The good news and bad news of future ACC scheduling
With Notre Dame set to join and most of the teams locked in due to the punitive exit fees, the ACC felt comfortable adjusting future basketball and football schedules. This is what it means to BC.
BC loses permanent rivals Miami and Virginia Tech in exchange for Notre Dame and Syracuse. The conference schedule will remain at 18 games and the other opponents will be a rotating mix of home and aways and one offs per season. BC will play every team at least once per year. From a marketing standpoint, gaining Notre Dame and Syracuse is very good news for BC basketball. Both are better programs and have more cache with our fanbase. From a basketball standpoint, our schedule just got tougher. While Miami and Virginia Tech have had the better of us in the past few years, traditionally neither is a basketball power. I was confident that once Donahue got the program back, we would dominate both. That is less likely to happen with our two new partners.

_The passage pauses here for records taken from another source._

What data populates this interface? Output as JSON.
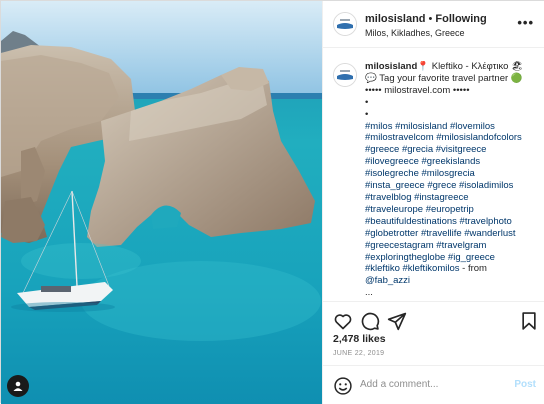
{
  "post": {
    "username": "milosisland",
    "separator": "•",
    "follow_label": "Following",
    "location": "Milos, Kikladhes, Greece",
    "more_icon": "more-options-icon"
  },
  "caption": {
    "username": "milosisland",
    "lines": [
      "📍 Kleftiko - Κλέφτικο 🏖",
      "💬 Tag your favorite travel partner 🟢",
      "••••• milostravel.com •••••",
      "•",
      "•"
    ],
    "hashtag_lines": [
      "#milos #milosisland #lovemilos",
      "#milostravelcom #milosislandofcolors",
      "#greece #grecia #visitgreece",
      "#ilovegreece #greekislands",
      "#isolegreche #milosgrecia",
      "#insta_greece #grece #isoladimilos",
      "#travelblog #instagreece",
      "#traveleurope #europetrip",
      "#beautifuldestinations #travelphoto",
      "#globetrotter #travellife #wanderlust",
      "#greecestagram #travelgram",
      "#exploringtheglobe #ig_greece",
      "#kleftiko #kleftikomilos"
    ],
    "from_text": " - from",
    "credit": "@fab_azzi",
    "trailing": "..."
  },
  "stats": {
    "likes": "2,478 likes",
    "date": "JUNE 22, 2019"
  },
  "comment_box": {
    "placeholder": "Add a comment...",
    "post_label": "Post"
  },
  "colors": {
    "sea": "#1fa3b5",
    "link": "#00376b",
    "post_disabled": "#b2dffc"
  },
  "icons": [
    "heart-icon",
    "comment-icon",
    "share-icon",
    "bookmark-icon",
    "emoji-icon",
    "user-tag-icon"
  ]
}
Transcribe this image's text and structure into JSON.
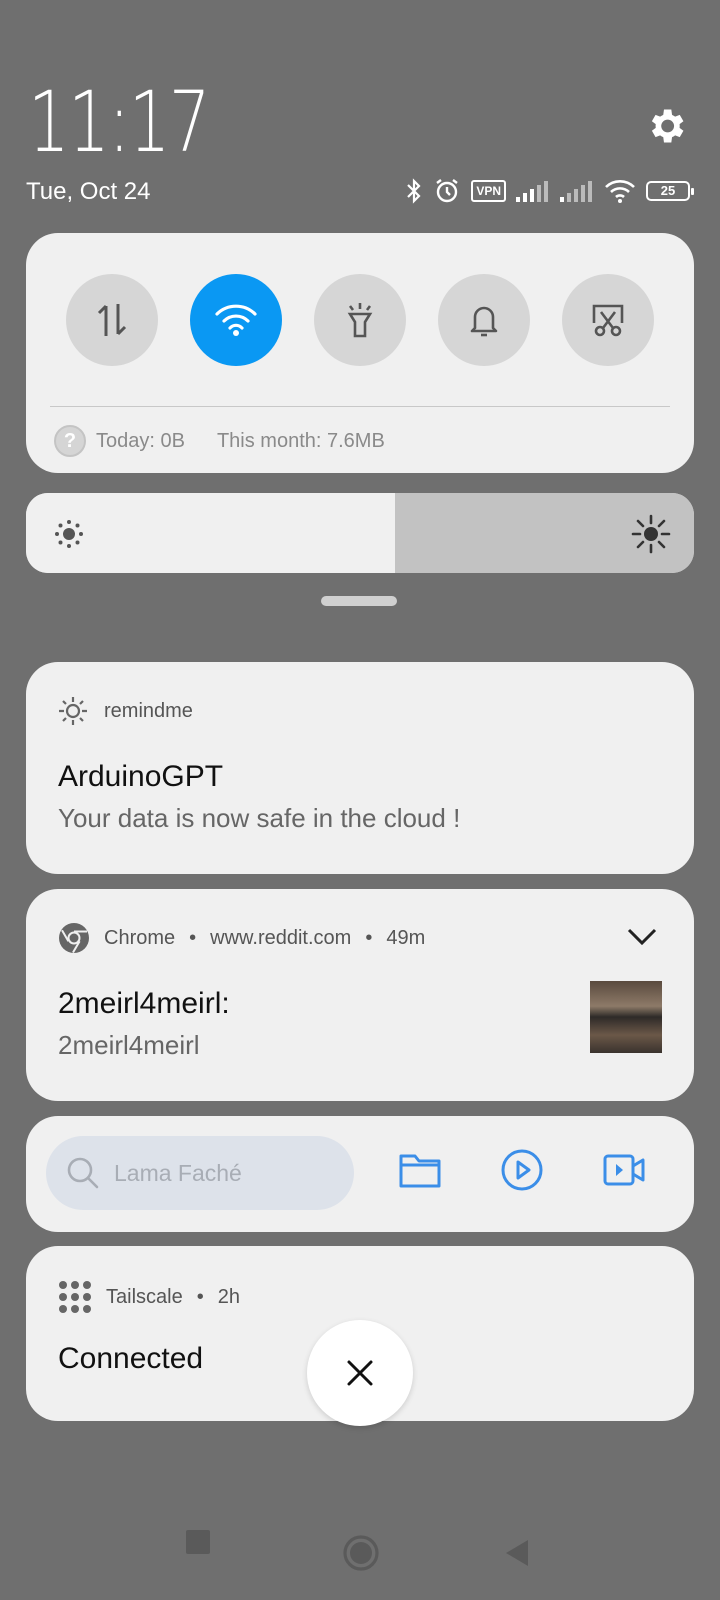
{
  "header": {
    "time": "11:17",
    "date": "Tue, Oct 24",
    "status": {
      "vpn_label": "VPN",
      "battery_level": "25"
    }
  },
  "quick_settings": {
    "toggles": [
      {
        "name": "mobile-data",
        "icon": "data-transfer-icon",
        "active": false
      },
      {
        "name": "wifi",
        "icon": "wifi-icon",
        "active": true
      },
      {
        "name": "flashlight",
        "icon": "flashlight-icon",
        "active": false
      },
      {
        "name": "sound",
        "icon": "bell-icon",
        "active": false
      },
      {
        "name": "screenshot",
        "icon": "scissors-icon",
        "active": false
      }
    ],
    "data_usage": {
      "today": "Today: 0B",
      "month": "This month: 7.6MB"
    },
    "brightness_level": 0.55,
    "accent_color": "#0a98f3"
  },
  "notifications": [
    {
      "app": "remindme",
      "title": "ArduinoGPT",
      "text": "Your data is now safe in the cloud !"
    },
    {
      "app": "Chrome",
      "source": "www.reddit.com",
      "time": "49m",
      "title": "2meirl4meirl:",
      "text": "2meirl4meirl"
    },
    {
      "app": "Tailscale",
      "time": "2h",
      "title": "Connected"
    }
  ],
  "media_widget": {
    "search_placeholder": "Lama Faché"
  },
  "separator": "•"
}
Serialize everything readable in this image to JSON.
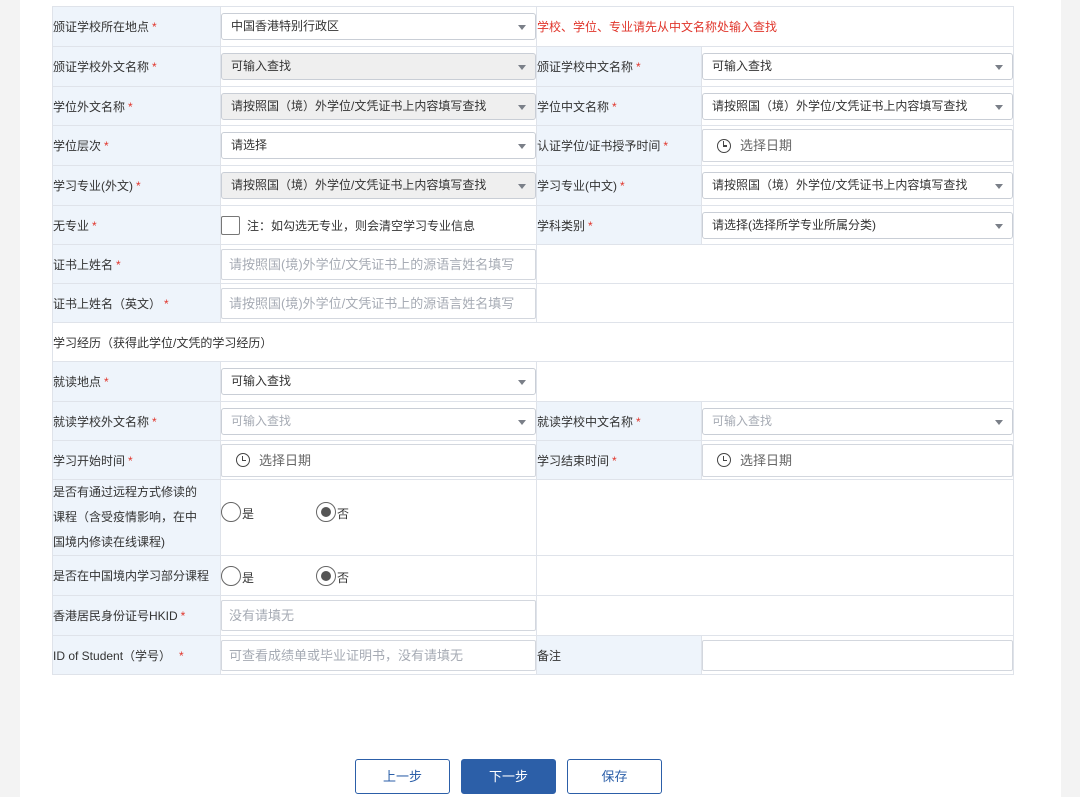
{
  "rows": {
    "school_location": {
      "label": "颁证学校所在地点",
      "value": "中国香港特别行政区",
      "note": "学校、学位、专业请先从中文名称处输入查找"
    },
    "school_foreign": {
      "label": "颁证学校外文名称",
      "value": "可输入查找"
    },
    "school_cn": {
      "label": "颁证学校中文名称",
      "value": "可输入查找"
    },
    "degree_foreign": {
      "label": "学位外文名称",
      "value": "请按照国（境）外学位/文凭证书上内容填写查找"
    },
    "degree_cn": {
      "label": "学位中文名称",
      "value": "请按照国（境）外学位/文凭证书上内容填写查找"
    },
    "degree_level": {
      "label": "学位层次",
      "value": "请选择"
    },
    "award_time": {
      "label": "认证学位/证书授予时间",
      "value": "选择日期"
    },
    "major_foreign": {
      "label": "学习专业(外文)",
      "value": "请按照国（境）外学位/文凭证书上内容填写查找"
    },
    "major_cn": {
      "label": "学习专业(中文)",
      "value": "请按照国（境）外学位/文凭证书上内容填写查找"
    },
    "no_major": {
      "label": "无专业",
      "checkbox_text": "注：如勾选无专业，则会清空学习专业信息"
    },
    "subject_category": {
      "label": "学科类别",
      "value": "请选择(选择所学专业所属分类)"
    },
    "cert_name": {
      "label": "证书上姓名",
      "placeholder": "请按照国(境)外学位/文凭证书上的源语言姓名填写"
    },
    "cert_name_en": {
      "label": "证书上姓名（英文）",
      "placeholder": "请按照国(境)外学位/文凭证书上的源语言姓名填写"
    },
    "study_section": {
      "label": "学习经历（获得此学位/文凭的学习经历）"
    },
    "study_location": {
      "label": "就读地点",
      "value": "可输入查找"
    },
    "study_school_foreign": {
      "label": "就读学校外文名称",
      "value": "可输入查找"
    },
    "study_school_cn": {
      "label": "就读学校中文名称",
      "value": "可输入查找"
    },
    "start_time": {
      "label": "学习开始时间",
      "value": "选择日期"
    },
    "end_time": {
      "label": "学习结束时间",
      "value": "选择日期"
    },
    "remote": {
      "label_lines": [
        "是否有通过远程方式修读的",
        "课程（含受疫情影响，在中",
        "国境内修读在线课程)"
      ],
      "yes": "是",
      "no": "否",
      "selected": "否"
    },
    "in_china": {
      "label": "是否在中国境内学习部分课程",
      "yes": "是",
      "no": "否",
      "selected": "否"
    },
    "hkid": {
      "label": "香港居民身份证号HKID",
      "placeholder": "没有请填无"
    },
    "student_id": {
      "label": "ID of Student（学号）",
      "placeholder": "可查看成绩单或毕业证明书，没有请填无"
    },
    "remarks": {
      "label": "备注",
      "value": ""
    }
  },
  "required_mark": "*",
  "buttons": {
    "prev": "上一步",
    "next": "下一步",
    "save": "保存"
  },
  "colors": {
    "required": "#e0352b",
    "label_bg": "#eef4fb",
    "primary": "#2c5fa8",
    "border": "#dfe3ea"
  }
}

The ACC has decided not to pursue nine regular season conference games. The idea of nine games and five teams forced to play Notre Dame every year, crowded out many ACC schedules, especially if you have a permanent non-conference rival. I liked the idea of nine ACC games for BC. My hope was that it would add to the attractiveness of the schedule and help our Strength of Schedule rating. Now BC will have to find new opponents and potentially pay for lessor teams to come to us. I hope the new AD uses this new found schedule flexibility to find attractive partners for home and home series. The conference also announced that the divisions will not change and neither will the cross division rival. I was hoping a shift would allow us to ditch Virginia Tech or realign under old Big East and ACC divisions. Keeping the current alignments is less interesting but easier to execute.